● EXERCISE: Omit every picture and write out the rest of the records exactly.

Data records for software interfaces
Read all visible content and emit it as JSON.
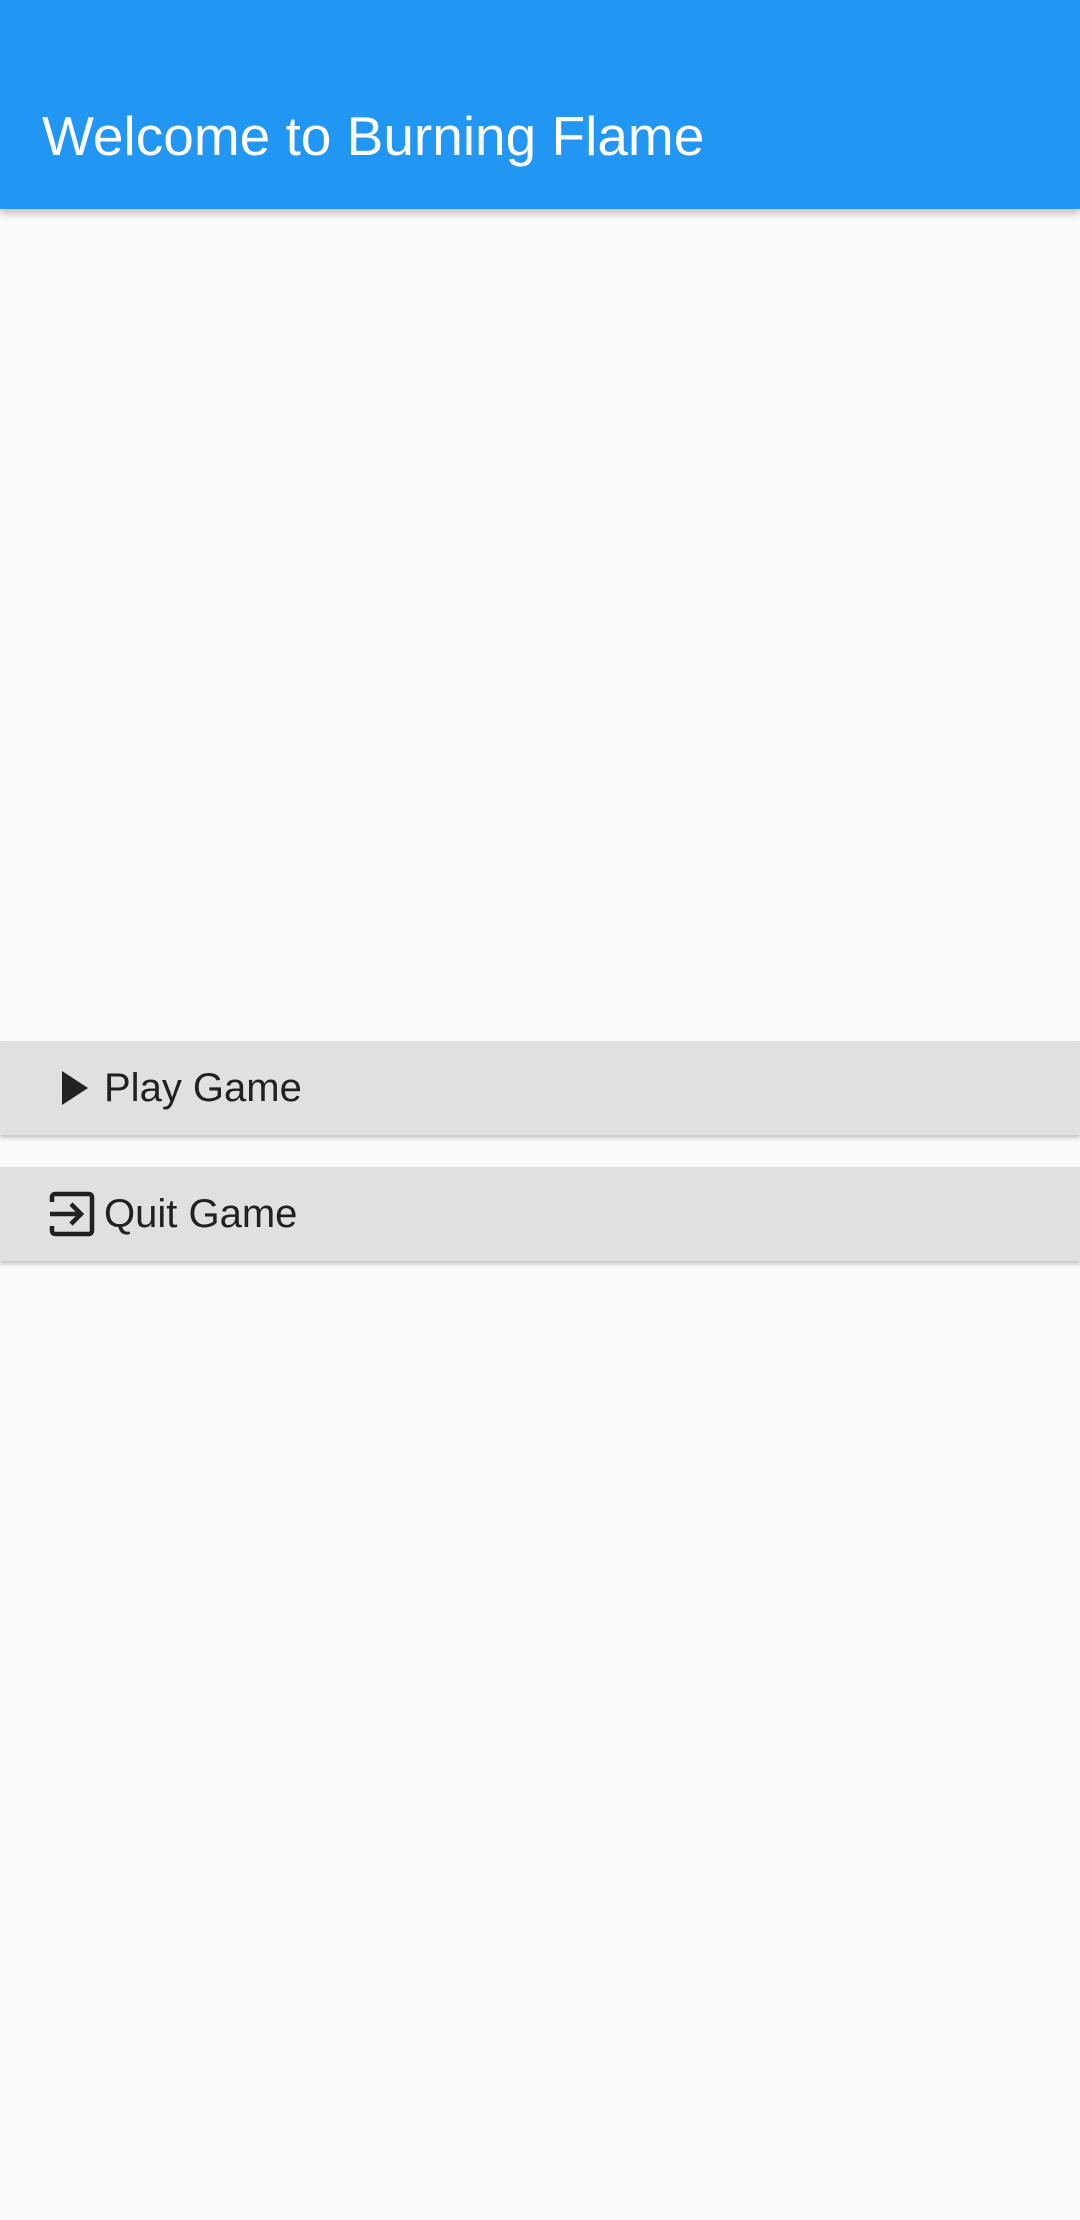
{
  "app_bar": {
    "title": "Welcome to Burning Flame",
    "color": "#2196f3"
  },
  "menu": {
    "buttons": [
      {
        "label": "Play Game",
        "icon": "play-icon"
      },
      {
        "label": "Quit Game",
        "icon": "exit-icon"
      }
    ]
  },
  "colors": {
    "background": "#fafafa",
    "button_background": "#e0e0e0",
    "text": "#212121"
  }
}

● WRITTEN ANSWER:
Read all visible content and emit it as JSON.
{
  "app_bar": {
    "title": "Welcome to Burning Flame",
    "color": "#2196f3"
  },
  "menu": {
    "buttons": [
      {
        "label": "Play Game",
        "icon": "play-icon"
      },
      {
        "label": "Quit Game",
        "icon": "exit-icon"
      }
    ]
  },
  "colors": {
    "background": "#fafafa",
    "button_background": "#e0e0e0",
    "text": "#212121"
  }
}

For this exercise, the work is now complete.